* [To do] Omitting all images, give the entries that follow again exactly as they read.
=== Entries shown ===
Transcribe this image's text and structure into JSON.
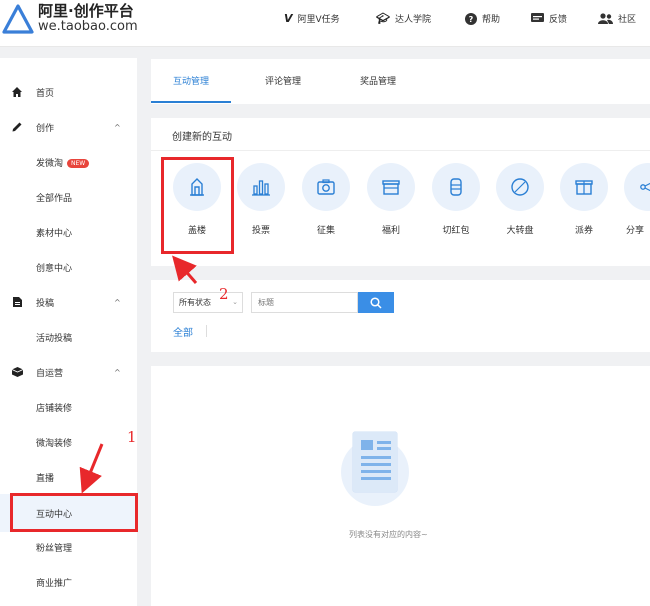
{
  "header": {
    "logo_title": "阿里·创作平台",
    "logo_domain": "we.taobao.com",
    "nav": [
      {
        "icon": "v-badge-icon",
        "label": "阿里V任务"
      },
      {
        "icon": "graduation-cap-icon",
        "label": "达人学院"
      },
      {
        "icon": "help-circle-icon",
        "label": "帮助"
      },
      {
        "icon": "feedback-icon",
        "label": "反馈"
      },
      {
        "icon": "community-icon",
        "label": "社区"
      }
    ]
  },
  "sidebar": {
    "items": [
      {
        "label": "首页",
        "icon": "home-icon"
      },
      {
        "label": "创作",
        "icon": "pen-icon",
        "chevron": "^"
      },
      {
        "label": "发微淘",
        "badge": "NEW"
      },
      {
        "label": "全部作品"
      },
      {
        "label": "素材中心"
      },
      {
        "label": "创意中心"
      },
      {
        "label": "投稿",
        "icon": "document-icon",
        "chevron": "^"
      },
      {
        "label": "活动投稿"
      },
      {
        "label": "自运营",
        "icon": "box-icon",
        "chevron": "^"
      },
      {
        "label": "店铺装修"
      },
      {
        "label": "微淘装修"
      },
      {
        "label": "直播"
      },
      {
        "label": "互动中心"
      },
      {
        "label": "粉丝管理"
      },
      {
        "label": "商业推广"
      }
    ]
  },
  "tabs": [
    {
      "label": "互动管理"
    },
    {
      "label": "评论管理"
    },
    {
      "label": "奖品管理"
    }
  ],
  "create": {
    "title": "创建新的互动",
    "items": [
      {
        "label": "盖楼",
        "icon": "building-icon"
      },
      {
        "label": "投票",
        "icon": "bar-chart-icon"
      },
      {
        "label": "征集",
        "icon": "camera-icon"
      },
      {
        "label": "福利",
        "icon": "gift-box-icon"
      },
      {
        "label": "切红包",
        "icon": "red-envelope-icon"
      },
      {
        "label": "大转盘",
        "icon": "wheel-icon"
      },
      {
        "label": "派券",
        "icon": "coupon-icon"
      },
      {
        "label": "分享",
        "icon": "share-icon"
      }
    ]
  },
  "filter": {
    "status_value": "所有状态",
    "title_placeholder": "标题",
    "all_label": "全部"
  },
  "empty": {
    "message": "列表没有对应的内容~"
  },
  "annotations": {
    "num1": "1",
    "num2": "2"
  },
  "colors": {
    "accent": "#2a7fd4",
    "annotation_red": "#e8282b",
    "icon_bg": "#e9f1fb"
  }
}
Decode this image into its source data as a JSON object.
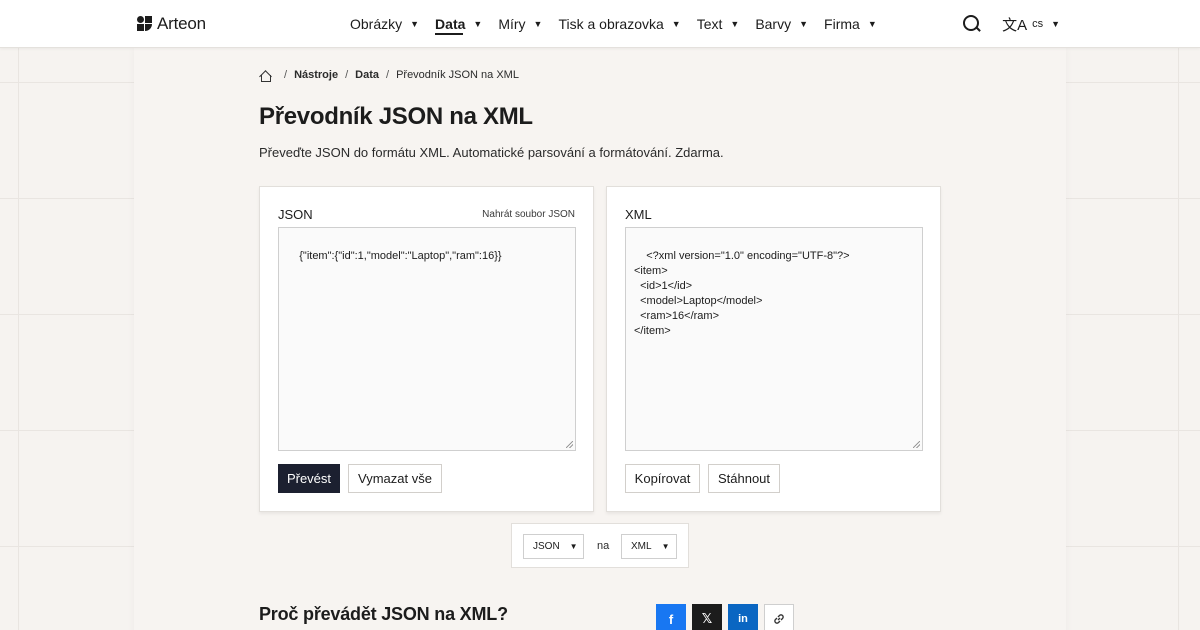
{
  "header": {
    "brand": "Arteon",
    "nav": [
      {
        "label": "Obrázky",
        "active": false
      },
      {
        "label": "Data",
        "active": true
      },
      {
        "label": "Míry",
        "active": false
      },
      {
        "label": "Tisk a obrazovka",
        "active": false
      },
      {
        "label": "Text",
        "active": false
      },
      {
        "label": "Barvy",
        "active": false
      },
      {
        "label": "Firma",
        "active": false
      }
    ],
    "caret": "▼",
    "language": "cs",
    "language_icon": "translate-icon",
    "search_icon": "search-icon"
  },
  "breadcrumb": {
    "home_icon": "home-icon",
    "sep": "/",
    "items": [
      "Nástroje",
      "Data",
      "Převodník JSON na XML"
    ]
  },
  "page": {
    "title": "Převodník JSON na XML",
    "subtitle": "Převeďte JSON do formátu XML. Automatické parsování a formátování. Zdarma."
  },
  "input_panel": {
    "label": "JSON",
    "upload_link": "Nahrát soubor JSON",
    "value": "{\"item\":{\"id\":1,\"model\":\"Laptop\",\"ram\":16}}",
    "convert_label": "Převést",
    "clear_label": "Vymazat vše"
  },
  "output_panel": {
    "label": "XML",
    "value": "<?xml version=\"1.0\" encoding=\"UTF-8\"?>\n<item>\n  <id>1</id>\n  <model>Laptop</model>\n  <ram>16</ram>\n</item>",
    "copy_label": "Kopírovat",
    "download_label": "Stáhnout"
  },
  "format_select": {
    "from": "JSON",
    "to_word": "na",
    "to": "XML"
  },
  "section": {
    "why_title": "Proč převádět JSON na XML?"
  },
  "share": {
    "facebook": "f",
    "x": "𝕏",
    "linkedin": "in",
    "link_icon": "link-icon"
  },
  "colors": {
    "primary_button": "#1c2030",
    "facebook": "#1877f2",
    "linkedin": "#0a66c2",
    "background": "#f6f3f0"
  }
}
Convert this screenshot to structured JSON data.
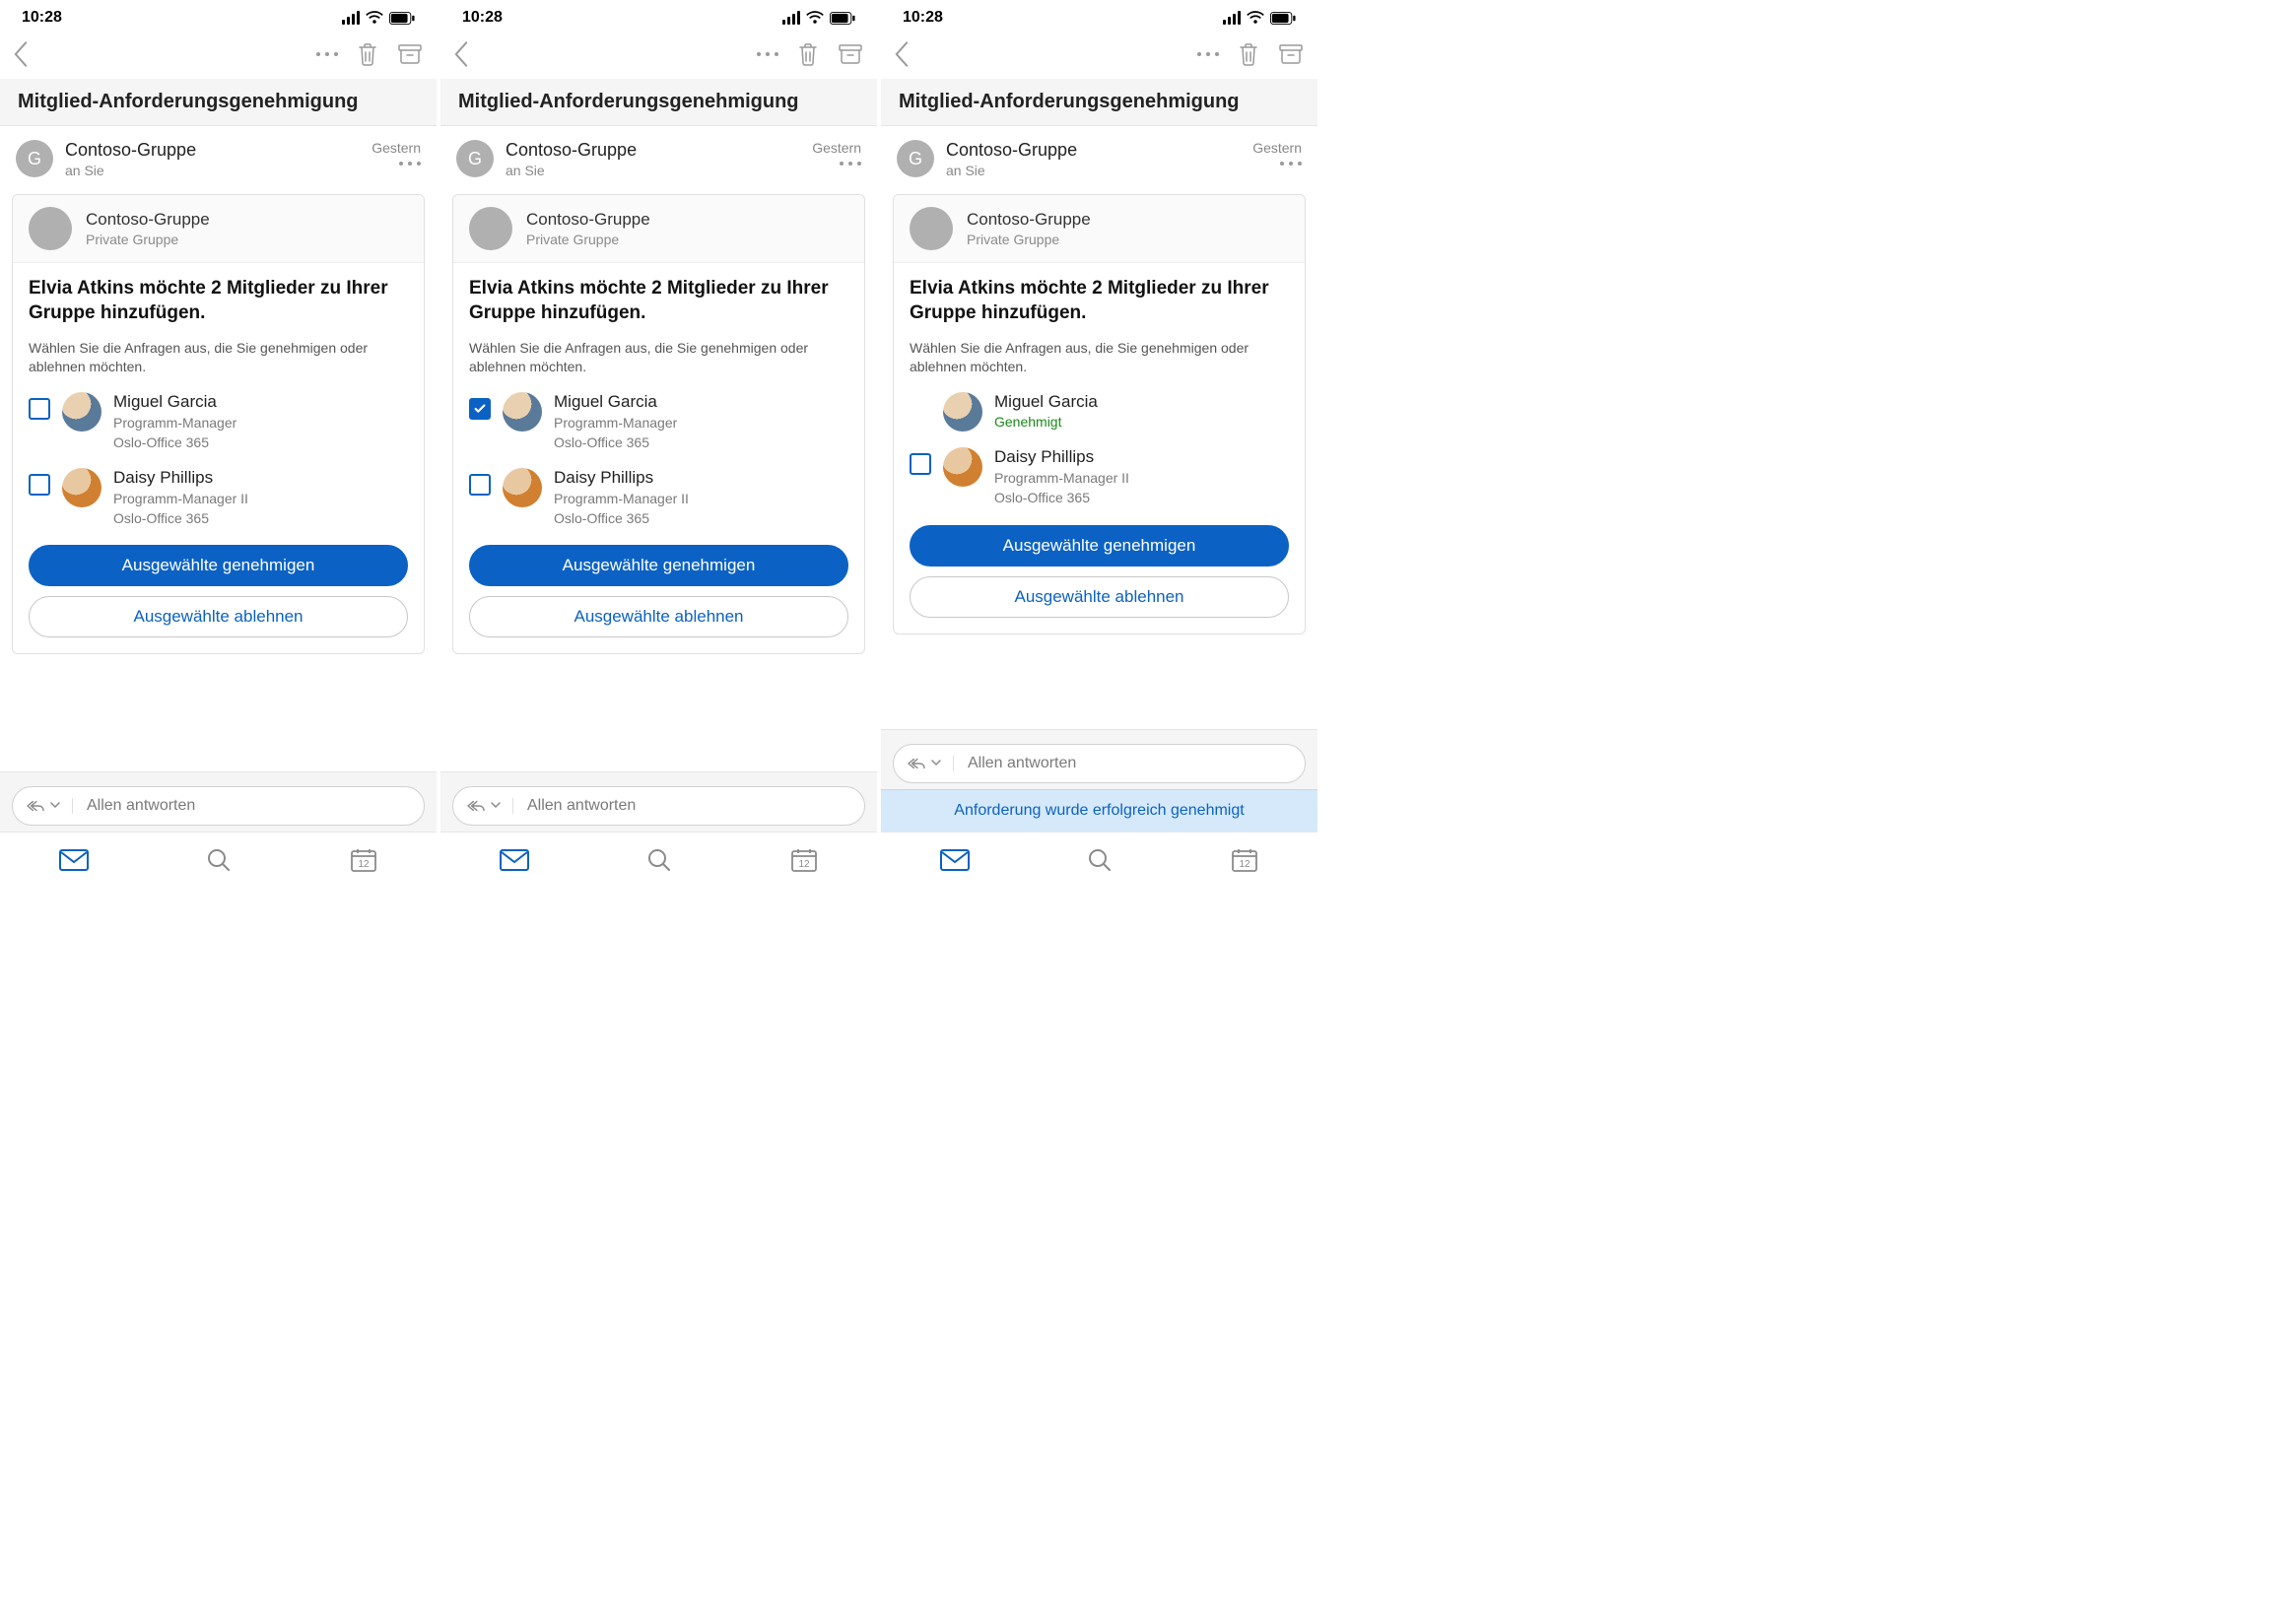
{
  "clock": "10:28",
  "subject": "Mitglied-Anforderungsgenehmigung",
  "sender": {
    "name": "Contoso-Gruppe",
    "initial": "G",
    "to": "an Sie",
    "date": "Gestern"
  },
  "group_card": {
    "name": "Contoso-Gruppe",
    "subtitle": "Private Gruppe"
  },
  "request_title": "Elvia Atkins möchte 2 Mitglieder zu Ihrer Gruppe hinzufügen.",
  "request_instruction": "Wählen Sie die Anfragen aus, die Sie genehmigen oder ablehnen möchten.",
  "members": {
    "m1": {
      "name": "Miguel Garcia",
      "role": "Programm-Manager",
      "office": "Oslo-Office 365",
      "approved_label": "Genehmigt"
    },
    "m2": {
      "name": "Daisy Phillips",
      "role": "Programm-Manager II",
      "office": "Oslo-Office 365"
    }
  },
  "buttons": {
    "approve": "Ausgewählte genehmigen",
    "reject": "Ausgewählte ablehnen"
  },
  "reply_placeholder": "Allen antworten",
  "toast_success": "Anforderung wurde erfolgreich genehmigt",
  "calendar_day": "12",
  "screens": [
    {
      "m1_checked": false,
      "m1_approved": false,
      "show_toast": false
    },
    {
      "m1_checked": true,
      "m1_approved": false,
      "show_toast": false
    },
    {
      "m1_checked": false,
      "m1_approved": true,
      "show_toast": true
    }
  ]
}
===
* [Output for this task]
Transcribe this image's text and structure into JSON.
{
  "header": {
    "logo_title": "阿里·创作平台",
    "logo_domain": "we.taobao.com",
    "nav": [
      {
        "icon": "v-badge-icon",
        "label": "阿里V任务"
      },
      {
        "icon": "graduation-cap-icon",
        "label": "达人学院"
      },
      {
        "icon": "help-circle-icon",
        "label": "帮助"
      },
      {
        "icon": "feedback-icon",
        "label": "反馈"
      },
      {
        "icon": "community-icon",
        "label": "社区"
      }
    ]
  },
  "sidebar": {
    "items": [
      {
        "label": "首页",
        "icon": "home-icon"
      },
      {
        "label": "创作",
        "icon": "pen-icon",
        "chevron": "^"
      },
      {
        "label": "发微淘",
        "badge": "NEW"
      },
      {
        "label": "全部作品"
      },
      {
        "label": "素材中心"
      },
      {
        "label": "创意中心"
      },
      {
        "label": "投稿",
        "icon": "document-icon",
        "chevron": "^"
      },
      {
        "label": "活动投稿"
      },
      {
        "label": "自运营",
        "icon": "box-icon",
        "chevron": "^"
      },
      {
        "label": "店铺装修"
      },
      {
        "label": "微淘装修"
      },
      {
        "label": "直播"
      },
      {
        "label": "互动中心"
      },
      {
        "label": "粉丝管理"
      },
      {
        "label": "商业推广"
      }
    ]
  },
  "tabs": [
    {
      "label": "互动管理"
    },
    {
      "label": "评论管理"
    },
    {
      "label": "奖品管理"
    }
  ],
  "create": {
    "title": "创建新的互动",
    "items": [
      {
        "label": "盖楼",
        "icon": "building-icon"
      },
      {
        "label": "投票",
        "icon": "bar-chart-icon"
      },
      {
        "label": "征集",
        "icon": "camera-icon"
      },
      {
        "label": "福利",
        "icon": "gift-box-icon"
      },
      {
        "label": "切红包",
        "icon": "red-envelope-icon"
      },
      {
        "label": "大转盘",
        "icon": "wheel-icon"
      },
      {
        "label": "派券",
        "icon": "coupon-icon"
      },
      {
        "label": "分享",
        "icon": "share-icon"
      }
    ]
  },
  "filter": {
    "status_value": "所有状态",
    "title_placeholder": "标题",
    "all_label": "全部"
  },
  "empty": {
    "message": "列表没有对应的内容~"
  },
  "annotations": {
    "num1": "1",
    "num2": "2"
  },
  "colors": {
    "accent": "#2a7fd4",
    "annotation_red": "#e8282b",
    "icon_bg": "#e9f1fb"
  }
}
Decode this image into its source data as a JSON object.
{
  "header": {
    "brand": "Arteon",
    "nav": [
      {
        "label": "Obrázky",
        "active": false
      },
      {
        "label": "Data",
        "active": true
      },
      {
        "label": "Míry",
        "active": false
      },
      {
        "label": "Tisk a obrazovka",
        "active": false
      },
      {
        "label": "Text",
        "active": false
      },
      {
        "label": "Barvy",
        "active": false
      },
      {
        "label": "Firma",
        "active": false
      }
    ],
    "caret": "▼",
    "language": "cs",
    "language_icon": "translate-icon",
    "search_icon": "search-icon"
  },
  "breadcrumb": {
    "home_icon": "home-icon",
    "sep": "/",
    "items": [
      "Nástroje",
      "Data",
      "Převodník JSON na XML"
    ]
  },
  "page": {
    "title": "Převodník JSON na XML",
    "subtitle": "Převeďte JSON do formátu XML. Automatické parsování a formátování. Zdarma."
  },
  "input_panel": {
    "label": "JSON",
    "upload_link": "Nahrát soubor JSON",
    "value": "{\"item\":{\"id\":1,\"model\":\"Laptop\",\"ram\":16}}",
    "convert_label": "Převést",
    "clear_label": "Vymazat vše"
  },
  "output_panel": {
    "label": "XML",
    "value": "<?xml version=\"1.0\" encoding=\"UTF-8\"?>\n<item>\n  <id>1</id>\n  <model>Laptop</model>\n  <ram>16</ram>\n</item>",
    "copy_label": "Kopírovat",
    "download_label": "Stáhnout"
  },
  "format_select": {
    "from": "JSON",
    "to_word": "na",
    "to": "XML"
  },
  "section": {
    "why_title": "Proč převádět JSON na XML?"
  },
  "share": {
    "facebook": "f",
    "x": "𝕏",
    "linkedin": "in",
    "link_icon": "link-icon"
  },
  "colors": {
    "primary_button": "#1c2030",
    "facebook": "#1877f2",
    "linkedin": "#0a66c2",
    "background": "#f6f3f0"
  }
}
Convert this screenshot to structured JSON data.
{
  "clock": "10:28",
  "subject": "Mitglied-Anforderungsgenehmigung",
  "sender": {
    "name": "Contoso-Gruppe",
    "initial": "G",
    "to": "an Sie",
    "date": "Gestern"
  },
  "group_card": {
    "name": "Contoso-Gruppe",
    "subtitle": "Private Gruppe"
  },
  "request_title": "Elvia Atkins möchte 2 Mitglieder zu Ihrer Gruppe hinzufügen.",
  "request_instruction": "Wählen Sie die Anfragen aus, die Sie genehmigen oder ablehnen möchten.",
  "members": {
    "m1": {
      "name": "Miguel Garcia",
      "role": "Programm-Manager",
      "office": "Oslo-Office 365",
      "approved_label": "Genehmigt"
    },
    "m2": {
      "name": "Daisy Phillips",
      "role": "Programm-Manager II",
      "office": "Oslo-Office 365"
    }
  },
  "buttons": {
    "approve": "Ausgewählte genehmigen",
    "reject": "Ausgewählte ablehnen"
  },
  "reply_placeholder": "Allen antworten",
  "toast_success": "Anforderung wurde erfolgreich genehmigt",
  "calendar_day": "12",
  "screens": [
    {
      "m1_checked": false,
      "m1_approved": false,
      "show_toast": false
    },
    {
      "m1_checked": true,
      "m1_approved": false,
      "show_toast": false
    },
    {
      "m1_checked": false,
      "m1_approved": true,
      "show_toast": true
    }
  ]
}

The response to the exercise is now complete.